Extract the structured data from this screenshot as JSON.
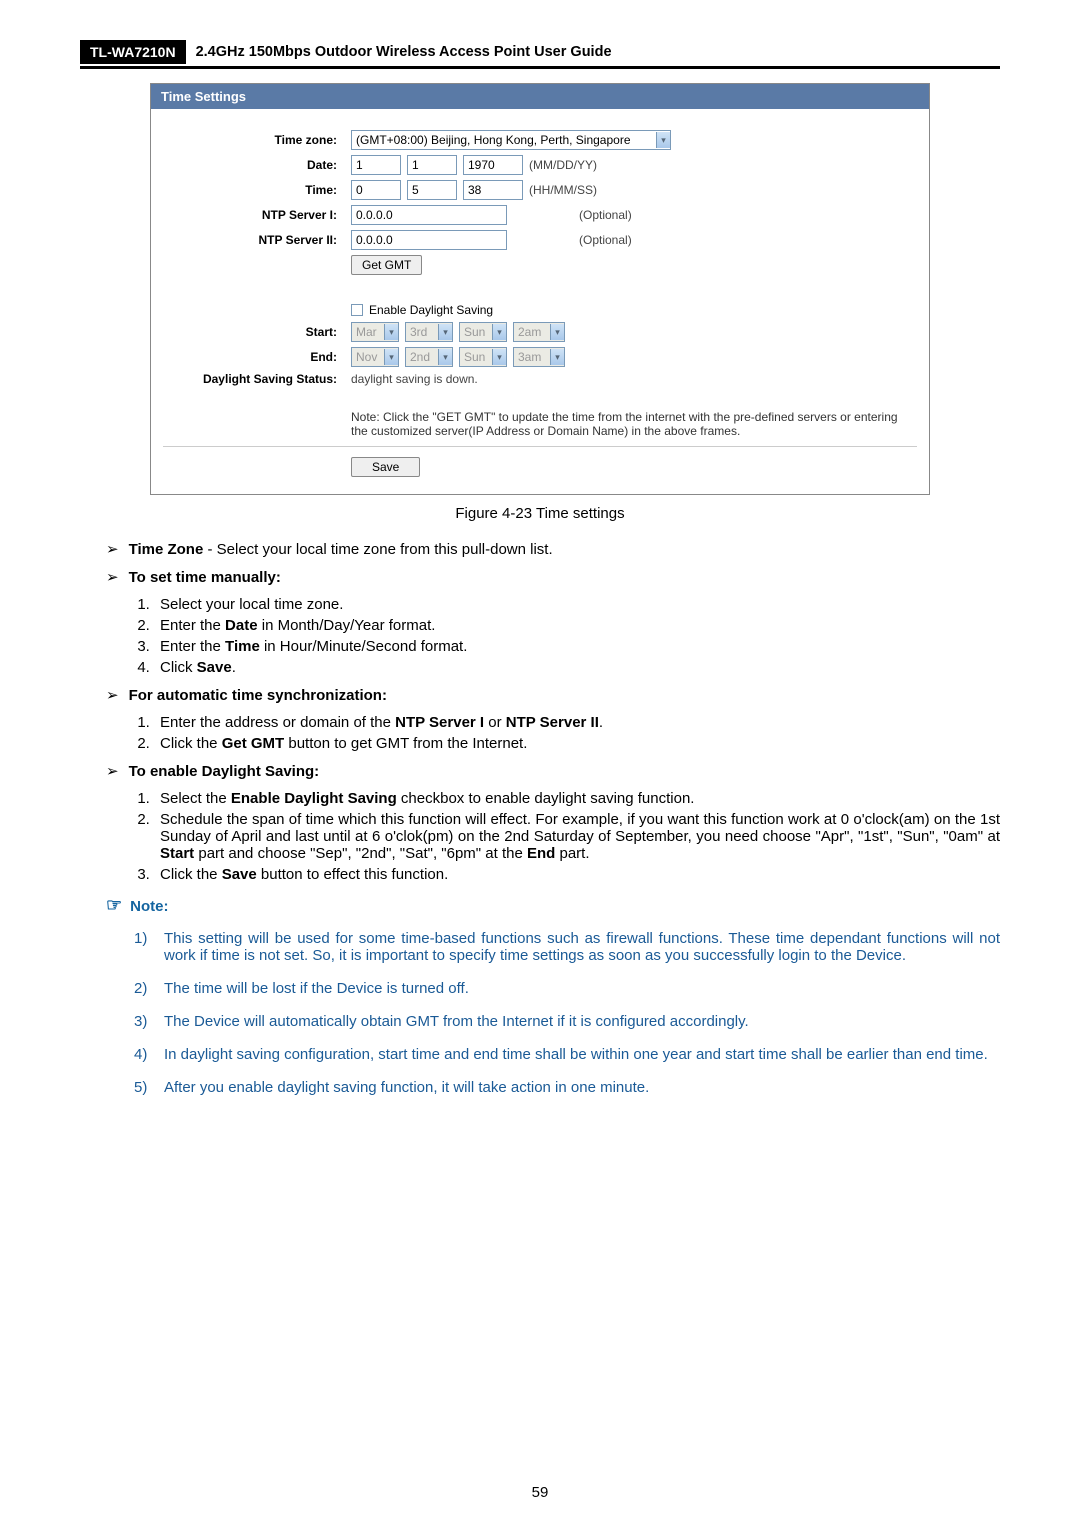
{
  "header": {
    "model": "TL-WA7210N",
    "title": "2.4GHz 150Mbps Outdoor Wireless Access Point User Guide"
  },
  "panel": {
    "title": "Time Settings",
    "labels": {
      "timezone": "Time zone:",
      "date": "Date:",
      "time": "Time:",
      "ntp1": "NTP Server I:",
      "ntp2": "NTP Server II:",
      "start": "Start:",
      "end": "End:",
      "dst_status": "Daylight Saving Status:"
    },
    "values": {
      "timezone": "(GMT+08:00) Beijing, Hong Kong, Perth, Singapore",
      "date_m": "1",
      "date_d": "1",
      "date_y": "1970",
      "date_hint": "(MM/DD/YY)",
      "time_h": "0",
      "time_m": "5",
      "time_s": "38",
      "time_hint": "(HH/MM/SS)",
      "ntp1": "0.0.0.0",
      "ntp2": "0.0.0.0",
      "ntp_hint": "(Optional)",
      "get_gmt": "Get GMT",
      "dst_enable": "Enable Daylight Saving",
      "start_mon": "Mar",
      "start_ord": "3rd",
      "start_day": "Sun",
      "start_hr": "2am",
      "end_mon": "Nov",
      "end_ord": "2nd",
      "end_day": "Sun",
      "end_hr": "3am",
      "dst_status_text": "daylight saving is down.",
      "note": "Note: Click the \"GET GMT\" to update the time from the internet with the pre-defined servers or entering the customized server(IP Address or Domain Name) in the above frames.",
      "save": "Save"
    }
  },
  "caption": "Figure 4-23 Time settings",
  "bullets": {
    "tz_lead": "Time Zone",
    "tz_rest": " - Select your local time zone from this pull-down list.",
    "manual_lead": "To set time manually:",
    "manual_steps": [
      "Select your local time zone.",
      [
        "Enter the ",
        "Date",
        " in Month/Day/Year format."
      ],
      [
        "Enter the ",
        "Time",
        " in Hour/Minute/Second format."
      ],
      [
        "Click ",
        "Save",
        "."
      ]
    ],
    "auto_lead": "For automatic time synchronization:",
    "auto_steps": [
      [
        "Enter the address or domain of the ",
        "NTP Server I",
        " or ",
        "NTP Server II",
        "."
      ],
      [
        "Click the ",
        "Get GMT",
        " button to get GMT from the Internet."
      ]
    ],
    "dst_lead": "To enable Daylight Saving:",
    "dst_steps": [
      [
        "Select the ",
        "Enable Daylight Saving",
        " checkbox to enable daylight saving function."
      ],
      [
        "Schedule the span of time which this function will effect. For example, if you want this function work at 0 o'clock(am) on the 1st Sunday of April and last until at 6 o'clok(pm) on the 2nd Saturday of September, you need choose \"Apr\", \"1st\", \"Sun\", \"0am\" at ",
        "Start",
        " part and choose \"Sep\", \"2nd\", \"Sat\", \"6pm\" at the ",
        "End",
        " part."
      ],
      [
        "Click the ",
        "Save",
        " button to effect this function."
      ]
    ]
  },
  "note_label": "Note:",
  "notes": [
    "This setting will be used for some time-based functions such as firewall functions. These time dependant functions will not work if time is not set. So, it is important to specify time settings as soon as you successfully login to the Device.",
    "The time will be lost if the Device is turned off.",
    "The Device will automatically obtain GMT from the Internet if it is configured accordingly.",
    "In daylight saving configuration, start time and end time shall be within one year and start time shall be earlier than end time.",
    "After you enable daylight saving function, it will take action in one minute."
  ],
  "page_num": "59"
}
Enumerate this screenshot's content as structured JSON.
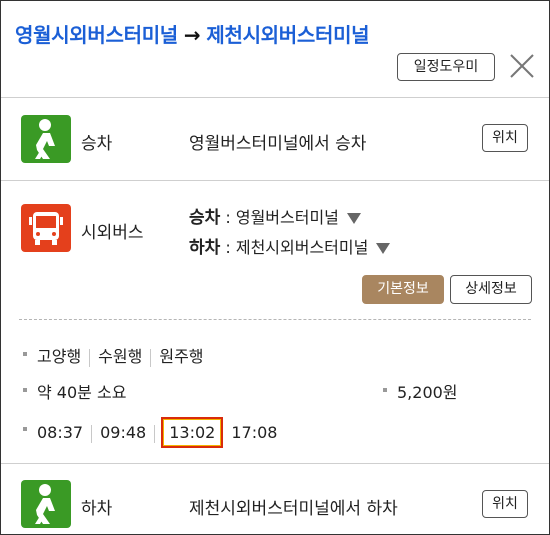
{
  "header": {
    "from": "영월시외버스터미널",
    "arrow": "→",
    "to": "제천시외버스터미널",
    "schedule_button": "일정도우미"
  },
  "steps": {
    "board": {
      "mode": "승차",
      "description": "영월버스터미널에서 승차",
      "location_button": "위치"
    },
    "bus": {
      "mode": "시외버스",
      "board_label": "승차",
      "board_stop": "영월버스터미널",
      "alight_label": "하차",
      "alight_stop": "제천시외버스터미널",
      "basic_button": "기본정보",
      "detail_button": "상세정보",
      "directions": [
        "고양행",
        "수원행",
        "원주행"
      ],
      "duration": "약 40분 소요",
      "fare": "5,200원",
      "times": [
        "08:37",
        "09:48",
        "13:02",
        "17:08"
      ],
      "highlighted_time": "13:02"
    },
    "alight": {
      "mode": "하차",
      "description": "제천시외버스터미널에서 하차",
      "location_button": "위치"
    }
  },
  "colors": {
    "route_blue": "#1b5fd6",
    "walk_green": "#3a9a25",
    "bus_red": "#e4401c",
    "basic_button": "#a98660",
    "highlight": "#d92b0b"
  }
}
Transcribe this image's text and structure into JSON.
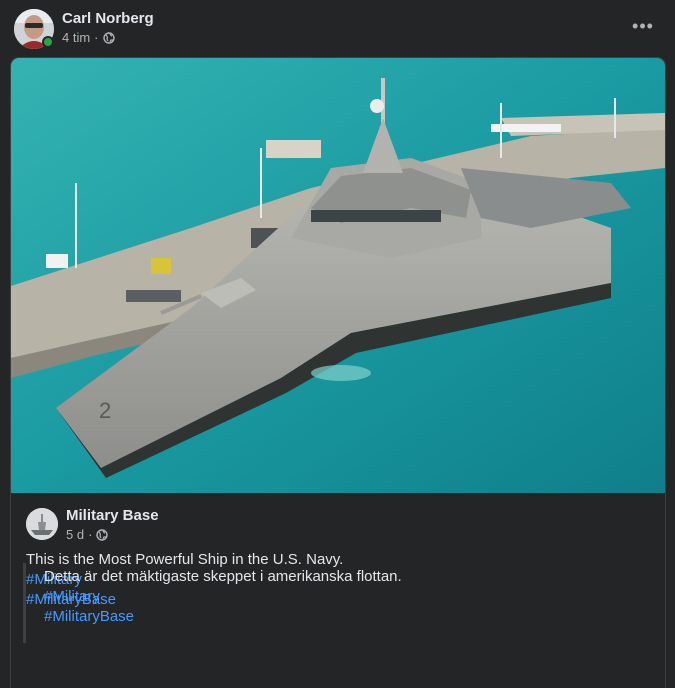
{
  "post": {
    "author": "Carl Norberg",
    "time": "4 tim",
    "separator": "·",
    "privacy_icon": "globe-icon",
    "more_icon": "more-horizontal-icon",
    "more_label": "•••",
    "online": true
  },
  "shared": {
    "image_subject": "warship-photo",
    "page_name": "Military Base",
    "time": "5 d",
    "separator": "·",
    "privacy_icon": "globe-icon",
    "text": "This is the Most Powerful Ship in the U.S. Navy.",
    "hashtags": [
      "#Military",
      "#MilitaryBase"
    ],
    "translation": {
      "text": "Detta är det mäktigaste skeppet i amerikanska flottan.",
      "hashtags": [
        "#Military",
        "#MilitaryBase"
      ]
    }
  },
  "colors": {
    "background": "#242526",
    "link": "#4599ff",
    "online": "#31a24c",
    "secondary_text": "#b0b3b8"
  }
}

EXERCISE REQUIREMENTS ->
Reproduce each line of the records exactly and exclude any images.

OUTPUT BELOW ->
Extract the structured data from this screenshot as JSON.
{
  "header": {
    "model": "TL-WA7210N",
    "title": "2.4GHz 150Mbps Outdoor Wireless Access Point User Guide"
  },
  "panel": {
    "title": "Time Settings",
    "labels": {
      "timezone": "Time zone:",
      "date": "Date:",
      "time": "Time:",
      "ntp1": "NTP Server I:",
      "ntp2": "NTP Server II:",
      "start": "Start:",
      "end": "End:",
      "dst_status": "Daylight Saving Status:"
    },
    "values": {
      "timezone": "(GMT+08:00) Beijing, Hong Kong, Perth, Singapore",
      "date_m": "1",
      "date_d": "1",
      "date_y": "1970",
      "date_hint": "(MM/DD/YY)",
      "time_h": "0",
      "time_m": "5",
      "time_s": "38",
      "time_hint": "(HH/MM/SS)",
      "ntp1": "0.0.0.0",
      "ntp2": "0.0.0.0",
      "ntp_hint": "(Optional)",
      "get_gmt": "Get GMT",
      "dst_enable": "Enable Daylight Saving",
      "start_mon": "Mar",
      "start_ord": "3rd",
      "start_day": "Sun",
      "start_hr": "2am",
      "end_mon": "Nov",
      "end_ord": "2nd",
      "end_day": "Sun",
      "end_hr": "3am",
      "dst_status_text": "daylight saving is down.",
      "note": "Note: Click the \"GET GMT\" to update the time from the internet with the pre-defined servers or entering the customized server(IP Address or Domain Name) in the above frames.",
      "save": "Save"
    }
  },
  "caption": "Figure 4-23 Time settings",
  "bullets": {
    "tz_lead": "Time Zone",
    "tz_rest": " - Select your local time zone from this pull-down list.",
    "manual_lead": "To set time manually:",
    "manual_steps": [
      "Select your local time zone.",
      [
        "Enter the ",
        "Date",
        " in Month/Day/Year format."
      ],
      [
        "Enter the ",
        "Time",
        " in Hour/Minute/Second format."
      ],
      [
        "Click ",
        "Save",
        "."
      ]
    ],
    "auto_lead": "For automatic time synchronization:",
    "auto_steps": [
      [
        "Enter the address or domain of the ",
        "NTP Server I",
        " or ",
        "NTP Server II",
        "."
      ],
      [
        "Click the ",
        "Get GMT",
        " button to get GMT from the Internet."
      ]
    ],
    "dst_lead": "To enable Daylight Saving:",
    "dst_steps": [
      [
        "Select the ",
        "Enable Daylight Saving",
        " checkbox to enable daylight saving function."
      ],
      [
        "Schedule the span of time which this function will effect. For example, if you want this function work at 0 o'clock(am) on the 1st Sunday of April and last until at 6 o'clok(pm) on the 2nd Saturday of September, you need choose \"Apr\", \"1st\", \"Sun\", \"0am\" at ",
        "Start",
        " part and choose \"Sep\", \"2nd\", \"Sat\", \"6pm\" at the ",
        "End",
        " part."
      ],
      [
        "Click the ",
        "Save",
        " button to effect this function."
      ]
    ]
  },
  "note_label": "Note:",
  "notes": [
    "This setting will be used for some time-based functions such as firewall functions. These time dependant functions will not work if time is not set. So, it is important to specify time settings as soon as you successfully login to the Device.",
    "The time will be lost if the Device is turned off.",
    "The Device will automatically obtain GMT from the Internet if it is configured accordingly.",
    "In daylight saving configuration, start time and end time shall be within one year and start time shall be earlier than end time.",
    "After you enable daylight saving function, it will take action in one minute."
  ],
  "page_num": "59"
}
Enumerate this screenshot's content as structured JSON.
{
  "header": {
    "from": "영월시외버스터미널",
    "arrow": "→",
    "to": "제천시외버스터미널",
    "schedule_button": "일정도우미"
  },
  "steps": {
    "board": {
      "mode": "승차",
      "description": "영월버스터미널에서 승차",
      "location_button": "위치"
    },
    "bus": {
      "mode": "시외버스",
      "board_label": "승차",
      "board_stop": "영월버스터미널",
      "alight_label": "하차",
      "alight_stop": "제천시외버스터미널",
      "basic_button": "기본정보",
      "detail_button": "상세정보",
      "directions": [
        "고양행",
        "수원행",
        "원주행"
      ],
      "duration": "약 40분 소요",
      "fare": "5,200원",
      "times": [
        "08:37",
        "09:48",
        "13:02",
        "17:08"
      ],
      "highlighted_time": "13:02"
    },
    "alight": {
      "mode": "하차",
      "description": "제천시외버스터미널에서 하차",
      "location_button": "위치"
    }
  },
  "colors": {
    "route_blue": "#1b5fd6",
    "walk_green": "#3a9a25",
    "bus_red": "#e4401c",
    "basic_button": "#a98660",
    "highlight": "#d92b0b"
  }
}
Transcribe this image's text and structure into JSON.
{
  "post": {
    "author": "Carl Norberg",
    "time": "4 tim",
    "separator": "·",
    "privacy_icon": "globe-icon",
    "more_icon": "more-horizontal-icon",
    "more_label": "•••",
    "online": true
  },
  "shared": {
    "image_subject": "warship-photo",
    "page_name": "Military Base",
    "time": "5 d",
    "separator": "·",
    "privacy_icon": "globe-icon",
    "text": "This is the Most Powerful Ship in the U.S. Navy.",
    "hashtags": [
      "#Military",
      "#MilitaryBase"
    ],
    "translation": {
      "text": "Detta är det mäktigaste skeppet i amerikanska flottan.",
      "hashtags": [
        "#Military",
        "#MilitaryBase"
      ]
    }
  },
  "colors": {
    "background": "#242526",
    "link": "#4599ff",
    "online": "#31a24c",
    "secondary_text": "#b0b3b8"
  }
}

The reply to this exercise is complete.